I’m running SQL Server 2012 (I know, ancient…) and trying to work out why users don’t have permission to execute some procedures.
I’m logged in as
sa, just in case my own id doesn’t have sufficient authority to impersonate.
When I try:
EXECUTE AS LOGIN = 'MBASAHFOS_GRP'
I get the message:
Cannot execute as the server principal because the principal "MBASAHFOS_GRP" does not exist, this type of principal cannot be impersonated, or you do not have permission.
As far as I can tell, it meets the requirements:
select * from sys.server_principals where name = 'MBASAHFOS_GRP' name principal_id sid type type_desc is_disabled create_date modify_date default_database_name default_language_name credential_id owning_principal_id is_fixed_role MBASAHFOS_GRP 413 0x0105000000000005150000007CEB240DCD7C4166235F636BC8040000 G WINDOWS_GROUP 0 2017-12-01 10:00:45.050 2017-12-01 10:00:45.057 cpr_prod us_english NULL NULL 0
sa, so surely I have permission. It exists. Which only leaves “cannot be impersonated”. Why can’t it be impersonated?
Below are the methods you can try. The first solution is probably the best. Try others if the first one doesn’t work. Senior developers aren’t just copying/pasting – they read the methods carefully & apply them wisely to each case.
This is not supported by design.
Specifies the statements inside the module execute in the context of
the user specified in user_name. Permissions for any objects within
the module are verified against user_name. user_name cannot be
specified for DDL triggers with server scope or logon triggers.

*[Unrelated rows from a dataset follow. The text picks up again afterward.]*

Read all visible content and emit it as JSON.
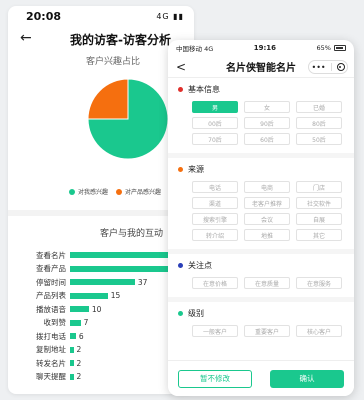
{
  "back_phone": {
    "status": {
      "time": "20:08",
      "signal": "4G"
    },
    "title": "我的访客-访客分析",
    "interest_title": "客户兴趣占比",
    "pie": {
      "slices": [
        {
          "label": "对我感兴趣",
          "value": 75,
          "color": "#1ac88e"
        },
        {
          "label": "对产品感兴趣",
          "value": 25,
          "color": "#f56f0f"
        }
      ]
    },
    "interaction_title": "客户与我的互动"
  },
  "chart_data": {
    "type": "bar",
    "categories": [
      "查看名片",
      "查看产品",
      "停留时间",
      "产品列表",
      "播放语音",
      "收到赞",
      "拨打电话",
      "复制地址",
      "转发名片",
      "聊天提醒"
    ],
    "values": [
      null,
      64,
      37,
      15,
      10,
      7,
      6,
      2,
      2,
      2
    ],
    "value_labels": [
      "",
      "64",
      "37",
      "15",
      "10",
      "7",
      "6",
      "2",
      "2",
      "2"
    ],
    "bar_fraction": [
      1.0,
      0.9,
      0.55,
      0.32,
      0.16,
      0.09,
      0.05,
      0.03,
      0.03,
      0.03
    ]
  },
  "front_phone": {
    "status": {
      "carrier": "中国移动",
      "network": "4G",
      "time": "19:16",
      "battery": "65%"
    },
    "title": "名片侠智能名片",
    "sections": [
      {
        "title": "基本信息",
        "dot_color": "#e0302c",
        "chips": [
          {
            "label": "男",
            "on": true
          },
          {
            "label": "女",
            "on": false
          },
          {
            "label": "已婚",
            "on": false
          },
          {
            "label": "00后",
            "on": false
          },
          {
            "label": "90后",
            "on": false
          },
          {
            "label": "80后",
            "on": false
          },
          {
            "label": "70后",
            "on": false
          },
          {
            "label": "60后",
            "on": false
          },
          {
            "label": "50后",
            "on": false
          }
        ]
      },
      {
        "title": "来源",
        "dot_color": "#f56f0f",
        "chips": [
          {
            "label": "电话",
            "on": false
          },
          {
            "label": "电商",
            "on": false
          },
          {
            "label": "门店",
            "on": false
          },
          {
            "label": "渠道",
            "on": false
          },
          {
            "label": "老客户推荐",
            "on": false
          },
          {
            "label": "社交软件",
            "on": false
          },
          {
            "label": "搜索引擎",
            "on": false
          },
          {
            "label": "会议",
            "on": false
          },
          {
            "label": "自展",
            "on": false
          },
          {
            "label": "转介绍",
            "on": false
          },
          {
            "label": "地推",
            "on": false
          },
          {
            "label": "其它",
            "on": false
          }
        ]
      },
      {
        "title": "关注点",
        "dot_color": "#2a3fb8",
        "chips": [
          {
            "label": "在意价格",
            "on": false
          },
          {
            "label": "在意质量",
            "on": false
          },
          {
            "label": "在意服务",
            "on": false
          }
        ]
      },
      {
        "title": "级别",
        "dot_color": "#1ac88e",
        "chips": [
          {
            "label": "一般客户",
            "on": false
          },
          {
            "label": "重要客户",
            "on": false
          },
          {
            "label": "核心客户",
            "on": false
          }
        ]
      }
    ],
    "footer": {
      "cancel_label": "暂不修改",
      "confirm_label": "确认"
    }
  }
}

Use
user_name must exist in the current database and must be a singleton
account. user_name cannot be a group, role, certificate, key, or
built-in account, such as NT AUTHORITYLocalService, NT
AUTHORITYNetworkService, or NT AUTHORITYLocalSystem.
There are workarounds you can use.